Iran and the terrible, horrible, no good, very bad year

Last updated on September 11th, 2021 at 03:06 pm

The deteriorating relationship between Washington and Tehran has created harsh conditions for daily life in Iran. For the past twelve months, the average Iranian has struggled to access basic necessities like food and medicine. Iranians are fearful not only of war with and sanctions from the United States government, but also of persecution and murder by their own. Policies and decisions from the leaders of both countries are responsible. Salvaging the relationship will help restore stability, but the failure on the part of the US and Iran to resolve their differences has disproportionately affected the Iranian people.
The United States has sanctioned Iran gratuitously, and in doing so, created a financial disaster fraught with dire consequences for the Iranian people. The nation’s currency, the rial, has all but collapsed. This caused rapid inflation, which sent the price of food and medicine skyward and resulted in life-threatening food and medical shortages.
In April, the US ended all exemptions on Iranian oil imports, further strangling the Iranian economy. Ever-increasing hostilities caused leaders on both sides to undertake provocative military actions that exacerbated the breakdown in relations and bolstered the unease that Iranian citizens were already feeling. Tensions boiled over in June.

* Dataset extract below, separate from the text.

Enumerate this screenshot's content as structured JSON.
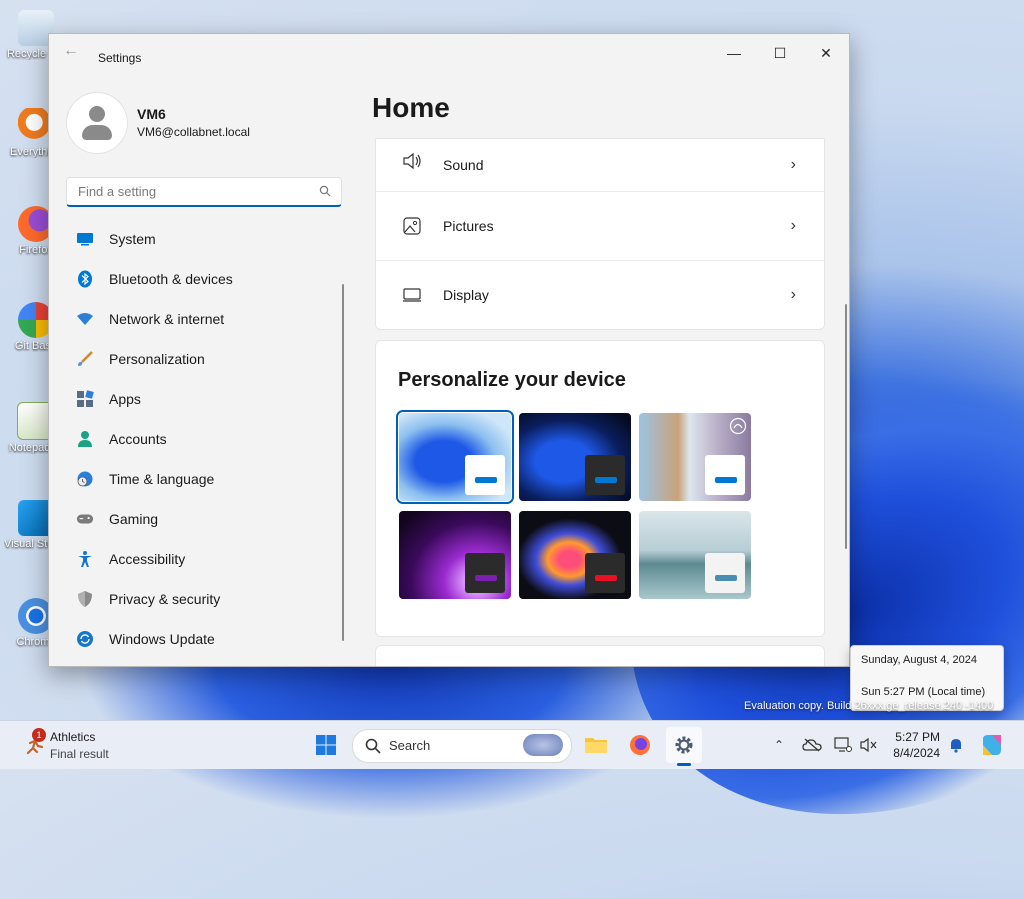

Attacks on two oil tankers in the Gulf of Oman and the downing of an American reconnaissance drone just two weeks later drove the nations to the precipice of armed conflict; according to the presidential Twitter account, we were 10 minutes from war. US plans to deploy more troops to the Persian Gulf and the storming of the US embassy in Baghdad by Iranian protestors mark the year’s end.
The policies and decisions executed by Iranian and American leadership may seem far removed from everyday life in the United States, but they have imposed a severe cost on the Iranian people.
One Iranian doctor in Tehran demonstrated how the sanctions impacted healthcare:
“We can’t transfer the money and make the preparations for surgery. We have the procedures, but we don’t have the instruments. It is very difficult and maybe leads to death [for] some patients.”
Humanitarian organizations on the ground in Iran have felt the impact, as well. One group, Iran Without Landmines, which gives landmine victims access to prosthetic limbs, has experienced delays in importing the devices that the survivors need.
The domestic crisis hit an all-time low near the end of 2019. In November, under the weight of a collapsed economy, Iranian leadership announced a 50% surge in gasoline prices. The people, already pushed beyond their financial limit, took to the streets in protest.
The government responded by issuing a nationwide internet blackout and then attempted to quell the unrest. The protests turned into massacres. Security forces killed over 300 protestors nationwide in the days that followed. One Amnesty International official described the crackdown as “a horrific killing spree.”
The Iranian government reverted to repression and violence in dealing with the economic crisis brought on by current US foreign policy.
Because each resulted from the impacts of US sanctions, the same factors that have made life nearly unlivable on the streets of Iran — the economic crisis, scarce access to food and medicine, war scares with the US, repression and violence at the hands of their own government — could all be described as symptoms of the hostile, bitter relationship between the United States and Iran. At the end of 2019, the only official line of dialogue available between these nations is through military-to-military communication. There is no direct diplomatic channel.
In any relationship, communication determines success. Resuscitating diplomatic channels to Tehran will